Go through the records below and show every line with the string "date".
─── EXTRACTED RECORDS
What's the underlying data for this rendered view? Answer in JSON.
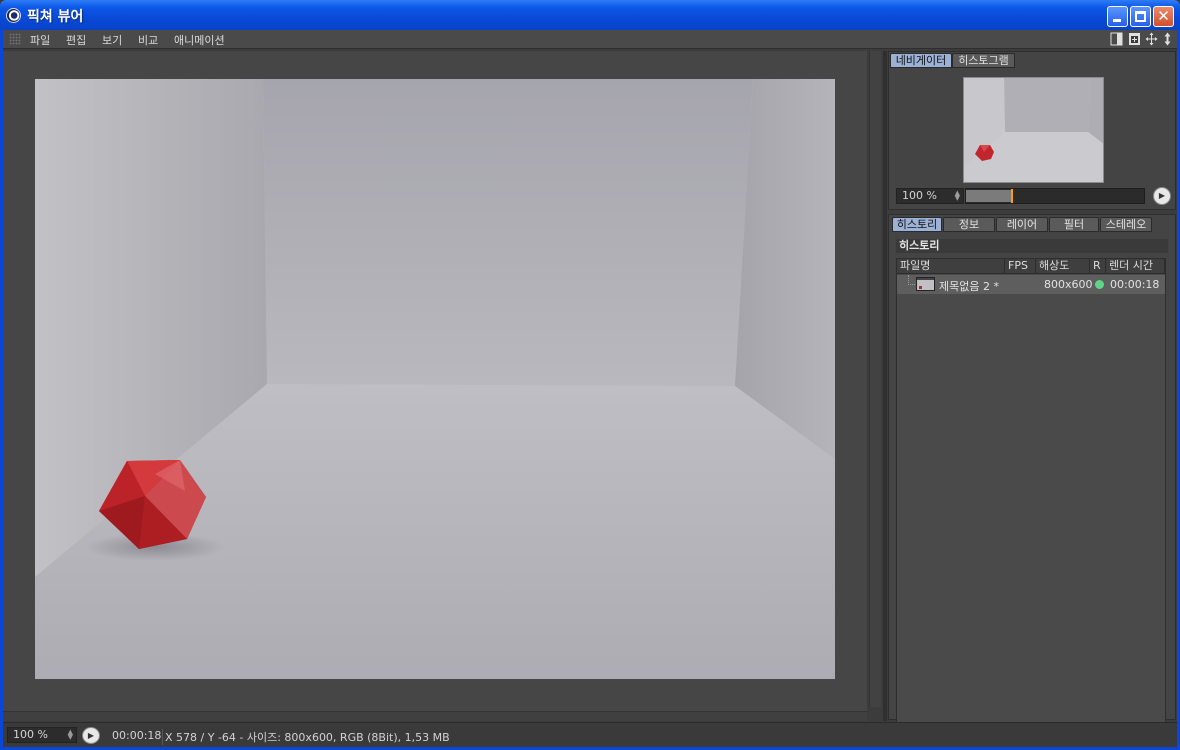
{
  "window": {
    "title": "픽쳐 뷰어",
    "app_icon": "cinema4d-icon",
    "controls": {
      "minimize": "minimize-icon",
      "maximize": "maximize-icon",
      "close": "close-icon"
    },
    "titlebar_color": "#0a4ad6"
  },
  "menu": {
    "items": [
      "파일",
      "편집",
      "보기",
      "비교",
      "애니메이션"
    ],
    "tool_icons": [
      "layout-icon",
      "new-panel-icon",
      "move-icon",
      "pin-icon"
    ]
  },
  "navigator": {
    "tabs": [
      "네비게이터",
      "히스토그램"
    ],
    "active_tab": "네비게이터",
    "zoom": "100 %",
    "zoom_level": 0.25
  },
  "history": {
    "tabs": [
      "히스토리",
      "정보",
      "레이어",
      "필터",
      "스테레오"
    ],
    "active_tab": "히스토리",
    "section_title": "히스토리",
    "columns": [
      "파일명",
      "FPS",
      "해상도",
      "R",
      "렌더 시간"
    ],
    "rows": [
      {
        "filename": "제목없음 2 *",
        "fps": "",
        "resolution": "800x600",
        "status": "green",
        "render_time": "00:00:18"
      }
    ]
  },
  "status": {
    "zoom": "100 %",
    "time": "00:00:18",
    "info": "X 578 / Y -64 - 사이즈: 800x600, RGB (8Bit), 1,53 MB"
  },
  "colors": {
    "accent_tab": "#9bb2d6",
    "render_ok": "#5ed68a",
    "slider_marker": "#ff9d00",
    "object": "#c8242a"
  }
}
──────
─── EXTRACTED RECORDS
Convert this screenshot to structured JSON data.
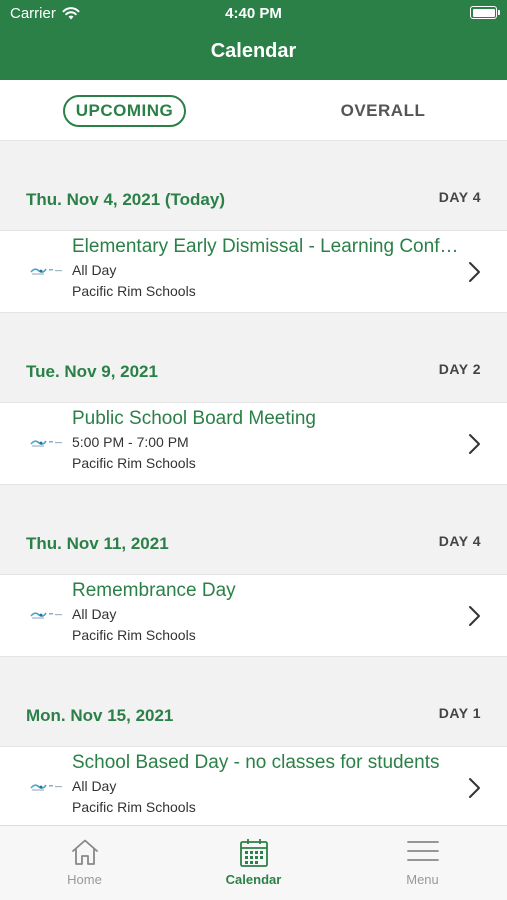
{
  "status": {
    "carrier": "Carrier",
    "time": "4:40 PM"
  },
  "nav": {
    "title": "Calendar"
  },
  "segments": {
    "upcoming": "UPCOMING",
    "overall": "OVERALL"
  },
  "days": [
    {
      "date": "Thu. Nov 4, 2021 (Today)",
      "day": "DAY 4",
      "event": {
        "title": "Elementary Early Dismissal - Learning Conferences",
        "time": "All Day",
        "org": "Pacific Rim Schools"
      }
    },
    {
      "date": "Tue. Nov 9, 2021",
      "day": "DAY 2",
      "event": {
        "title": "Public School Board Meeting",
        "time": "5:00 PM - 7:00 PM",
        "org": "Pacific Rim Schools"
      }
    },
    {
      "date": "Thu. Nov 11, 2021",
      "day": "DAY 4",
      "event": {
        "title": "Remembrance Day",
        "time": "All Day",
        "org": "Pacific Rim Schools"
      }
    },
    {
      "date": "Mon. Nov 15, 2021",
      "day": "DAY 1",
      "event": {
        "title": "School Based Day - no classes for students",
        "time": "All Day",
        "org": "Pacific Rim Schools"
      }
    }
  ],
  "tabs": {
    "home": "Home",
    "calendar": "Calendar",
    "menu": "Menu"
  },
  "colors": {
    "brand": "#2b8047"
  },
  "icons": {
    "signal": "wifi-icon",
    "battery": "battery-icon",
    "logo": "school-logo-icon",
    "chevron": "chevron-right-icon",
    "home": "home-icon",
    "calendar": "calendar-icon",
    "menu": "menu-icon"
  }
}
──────
- _SOLUTION FOR THIS EXERCISE_:
      "date": "Thu. Nov 4, 2021 (Today)",
      "date": "Tue. Nov 9, 2021",
      "date": "Thu. Nov 11, 2021",
      "date": "Mon. Nov 15, 2021",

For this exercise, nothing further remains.